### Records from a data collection
Content starts

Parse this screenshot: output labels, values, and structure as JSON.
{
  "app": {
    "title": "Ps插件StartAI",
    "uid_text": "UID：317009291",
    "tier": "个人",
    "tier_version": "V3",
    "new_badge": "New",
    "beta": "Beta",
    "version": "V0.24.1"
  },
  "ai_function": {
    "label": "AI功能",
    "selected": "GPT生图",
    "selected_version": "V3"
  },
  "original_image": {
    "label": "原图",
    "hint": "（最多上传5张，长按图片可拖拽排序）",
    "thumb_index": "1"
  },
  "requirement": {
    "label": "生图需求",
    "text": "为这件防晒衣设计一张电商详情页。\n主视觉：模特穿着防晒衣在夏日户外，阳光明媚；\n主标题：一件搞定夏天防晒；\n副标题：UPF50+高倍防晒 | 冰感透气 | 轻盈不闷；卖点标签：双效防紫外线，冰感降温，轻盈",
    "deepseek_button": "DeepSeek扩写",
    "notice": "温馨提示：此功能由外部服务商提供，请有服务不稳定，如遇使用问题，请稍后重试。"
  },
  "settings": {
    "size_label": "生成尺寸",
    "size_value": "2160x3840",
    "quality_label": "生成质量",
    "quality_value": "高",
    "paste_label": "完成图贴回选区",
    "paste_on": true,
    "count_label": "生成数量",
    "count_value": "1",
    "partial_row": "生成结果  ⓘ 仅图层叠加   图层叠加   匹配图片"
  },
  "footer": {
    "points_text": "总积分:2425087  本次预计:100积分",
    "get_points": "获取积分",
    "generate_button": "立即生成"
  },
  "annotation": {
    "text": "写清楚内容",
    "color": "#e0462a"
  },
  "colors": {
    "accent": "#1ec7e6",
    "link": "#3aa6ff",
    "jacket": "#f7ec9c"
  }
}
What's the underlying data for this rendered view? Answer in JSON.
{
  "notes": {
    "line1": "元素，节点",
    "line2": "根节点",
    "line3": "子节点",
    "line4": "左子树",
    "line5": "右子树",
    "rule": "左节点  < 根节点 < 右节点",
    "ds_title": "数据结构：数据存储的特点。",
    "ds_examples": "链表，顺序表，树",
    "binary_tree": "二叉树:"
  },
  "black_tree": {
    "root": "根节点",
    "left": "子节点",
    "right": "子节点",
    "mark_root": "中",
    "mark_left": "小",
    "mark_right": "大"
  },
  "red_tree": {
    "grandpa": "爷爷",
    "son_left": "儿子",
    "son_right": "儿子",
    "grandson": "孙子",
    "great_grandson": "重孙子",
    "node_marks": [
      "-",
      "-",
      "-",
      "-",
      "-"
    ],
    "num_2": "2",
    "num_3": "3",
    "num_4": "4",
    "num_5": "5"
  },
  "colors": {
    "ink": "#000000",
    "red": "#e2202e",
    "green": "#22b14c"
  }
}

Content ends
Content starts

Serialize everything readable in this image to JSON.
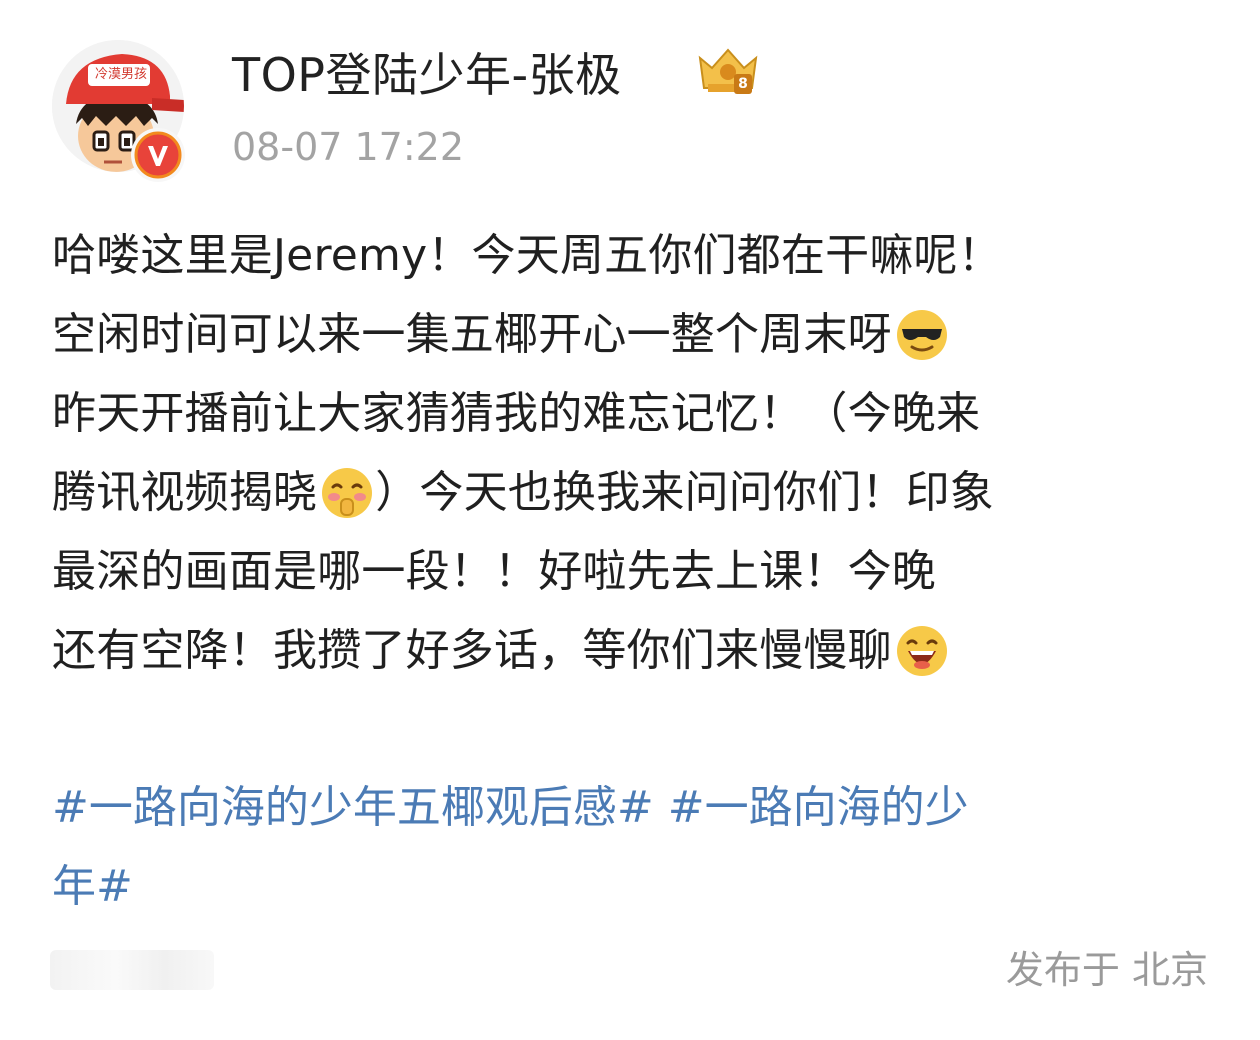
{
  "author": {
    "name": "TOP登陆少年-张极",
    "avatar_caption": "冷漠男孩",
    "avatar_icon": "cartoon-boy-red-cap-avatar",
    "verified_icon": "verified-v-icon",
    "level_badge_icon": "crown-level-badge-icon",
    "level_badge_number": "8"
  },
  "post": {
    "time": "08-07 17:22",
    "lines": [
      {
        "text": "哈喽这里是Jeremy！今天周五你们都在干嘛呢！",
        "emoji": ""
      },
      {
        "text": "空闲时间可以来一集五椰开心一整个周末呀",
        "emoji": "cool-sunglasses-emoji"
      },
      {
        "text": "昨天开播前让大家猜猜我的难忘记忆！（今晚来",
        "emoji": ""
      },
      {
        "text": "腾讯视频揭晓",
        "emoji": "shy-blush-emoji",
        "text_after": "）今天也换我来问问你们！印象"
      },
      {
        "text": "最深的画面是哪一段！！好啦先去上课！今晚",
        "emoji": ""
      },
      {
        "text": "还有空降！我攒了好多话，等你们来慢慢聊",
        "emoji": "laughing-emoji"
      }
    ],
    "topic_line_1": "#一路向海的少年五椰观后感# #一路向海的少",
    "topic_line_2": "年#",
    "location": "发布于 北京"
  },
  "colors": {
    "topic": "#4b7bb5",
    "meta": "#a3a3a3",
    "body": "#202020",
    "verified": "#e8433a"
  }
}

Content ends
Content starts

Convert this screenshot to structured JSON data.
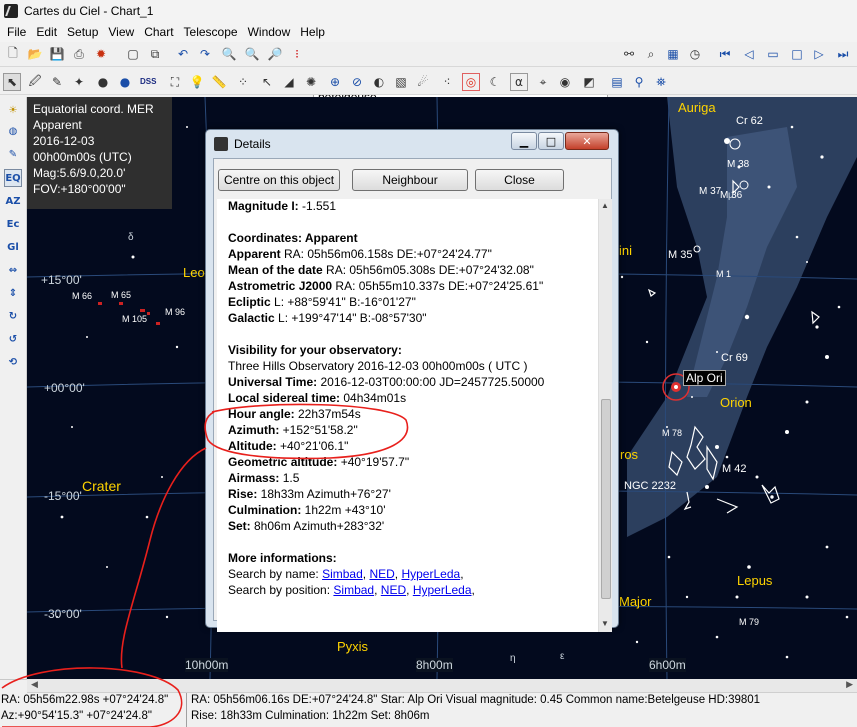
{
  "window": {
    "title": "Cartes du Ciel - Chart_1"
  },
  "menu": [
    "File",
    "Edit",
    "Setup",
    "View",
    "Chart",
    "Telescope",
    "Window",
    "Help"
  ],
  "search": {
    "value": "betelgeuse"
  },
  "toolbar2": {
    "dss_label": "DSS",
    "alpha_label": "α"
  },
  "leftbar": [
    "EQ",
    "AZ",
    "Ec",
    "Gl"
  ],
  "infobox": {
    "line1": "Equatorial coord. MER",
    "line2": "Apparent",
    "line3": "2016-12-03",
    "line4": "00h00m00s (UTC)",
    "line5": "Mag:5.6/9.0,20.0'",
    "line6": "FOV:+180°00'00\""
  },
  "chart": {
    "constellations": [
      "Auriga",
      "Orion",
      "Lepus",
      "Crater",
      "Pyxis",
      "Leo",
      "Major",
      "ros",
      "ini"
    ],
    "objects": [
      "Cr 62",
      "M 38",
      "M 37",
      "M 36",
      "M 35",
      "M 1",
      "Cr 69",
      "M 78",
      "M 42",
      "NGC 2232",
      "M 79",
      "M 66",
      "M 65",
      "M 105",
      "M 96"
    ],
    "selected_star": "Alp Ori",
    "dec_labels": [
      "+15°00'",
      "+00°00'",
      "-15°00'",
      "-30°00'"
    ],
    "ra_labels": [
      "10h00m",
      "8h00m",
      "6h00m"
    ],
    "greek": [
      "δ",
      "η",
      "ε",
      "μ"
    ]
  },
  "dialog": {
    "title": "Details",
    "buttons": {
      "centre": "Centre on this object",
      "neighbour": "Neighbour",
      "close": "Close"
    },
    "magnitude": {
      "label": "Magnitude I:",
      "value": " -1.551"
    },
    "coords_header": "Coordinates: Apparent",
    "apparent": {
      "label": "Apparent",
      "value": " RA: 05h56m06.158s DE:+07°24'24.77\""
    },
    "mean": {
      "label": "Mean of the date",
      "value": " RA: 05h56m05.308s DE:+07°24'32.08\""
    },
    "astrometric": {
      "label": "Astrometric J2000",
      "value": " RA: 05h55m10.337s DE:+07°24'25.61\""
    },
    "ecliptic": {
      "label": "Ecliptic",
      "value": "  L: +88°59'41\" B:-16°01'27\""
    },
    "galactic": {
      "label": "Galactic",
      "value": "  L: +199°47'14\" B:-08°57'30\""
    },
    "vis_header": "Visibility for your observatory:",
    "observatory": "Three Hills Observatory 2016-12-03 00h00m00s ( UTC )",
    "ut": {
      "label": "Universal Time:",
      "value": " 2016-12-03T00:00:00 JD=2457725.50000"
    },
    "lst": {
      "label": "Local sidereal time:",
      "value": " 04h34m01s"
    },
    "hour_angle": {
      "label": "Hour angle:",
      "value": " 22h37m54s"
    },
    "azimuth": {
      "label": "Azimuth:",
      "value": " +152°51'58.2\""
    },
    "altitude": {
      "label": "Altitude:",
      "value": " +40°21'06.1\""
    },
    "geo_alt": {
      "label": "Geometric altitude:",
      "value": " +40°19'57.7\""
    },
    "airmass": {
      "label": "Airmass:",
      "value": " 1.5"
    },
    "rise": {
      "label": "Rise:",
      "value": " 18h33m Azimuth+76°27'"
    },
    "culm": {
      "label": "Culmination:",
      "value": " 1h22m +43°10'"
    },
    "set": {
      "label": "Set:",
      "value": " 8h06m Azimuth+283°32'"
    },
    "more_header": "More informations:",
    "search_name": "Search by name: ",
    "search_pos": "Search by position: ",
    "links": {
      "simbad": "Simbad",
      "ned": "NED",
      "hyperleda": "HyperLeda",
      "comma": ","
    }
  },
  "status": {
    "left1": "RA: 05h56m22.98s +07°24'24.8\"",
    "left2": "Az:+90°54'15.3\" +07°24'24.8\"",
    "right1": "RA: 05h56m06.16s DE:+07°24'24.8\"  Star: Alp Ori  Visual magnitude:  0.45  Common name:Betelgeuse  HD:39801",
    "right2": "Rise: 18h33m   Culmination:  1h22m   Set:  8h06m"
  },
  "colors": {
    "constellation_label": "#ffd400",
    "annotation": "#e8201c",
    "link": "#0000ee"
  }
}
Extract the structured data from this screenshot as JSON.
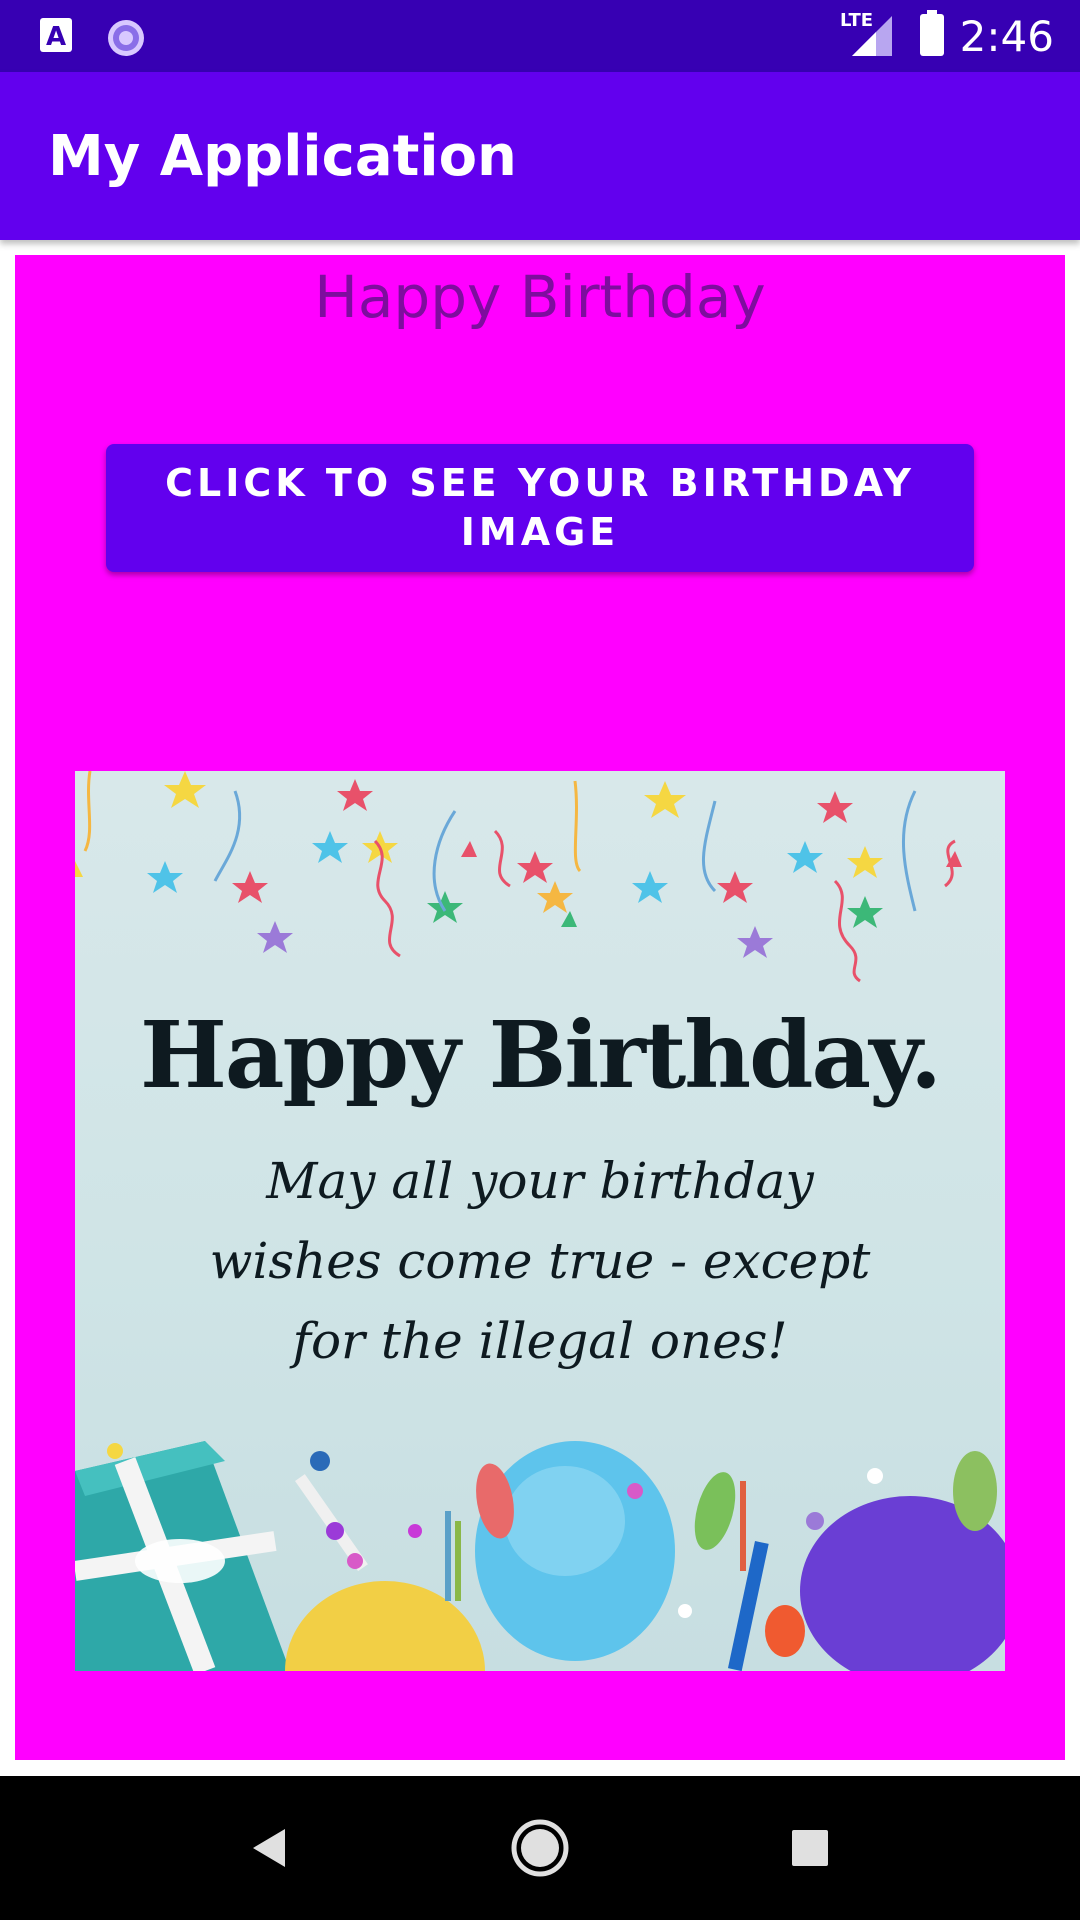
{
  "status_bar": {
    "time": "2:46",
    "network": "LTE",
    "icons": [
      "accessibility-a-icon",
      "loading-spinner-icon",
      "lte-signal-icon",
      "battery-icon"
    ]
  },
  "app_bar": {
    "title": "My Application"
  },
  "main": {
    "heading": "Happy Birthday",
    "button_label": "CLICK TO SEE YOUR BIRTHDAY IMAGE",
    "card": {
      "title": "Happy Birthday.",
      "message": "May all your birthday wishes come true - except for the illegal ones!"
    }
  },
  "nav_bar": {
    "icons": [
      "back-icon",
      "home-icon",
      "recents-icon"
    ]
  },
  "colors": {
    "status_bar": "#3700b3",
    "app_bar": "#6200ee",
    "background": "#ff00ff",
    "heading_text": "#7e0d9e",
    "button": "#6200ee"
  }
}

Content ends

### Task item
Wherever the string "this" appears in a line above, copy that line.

### Your response
Parse this screenshot: output labels, values, and structure as JSON.
What's the underlying data for this rendered view? Answer in JSON.
Serialize everything readable in this image to JSON.
Convert this screenshot to structured JSON data.
      "centre": "Centre on this object",
Extract the structured data from this screenshot as JSON.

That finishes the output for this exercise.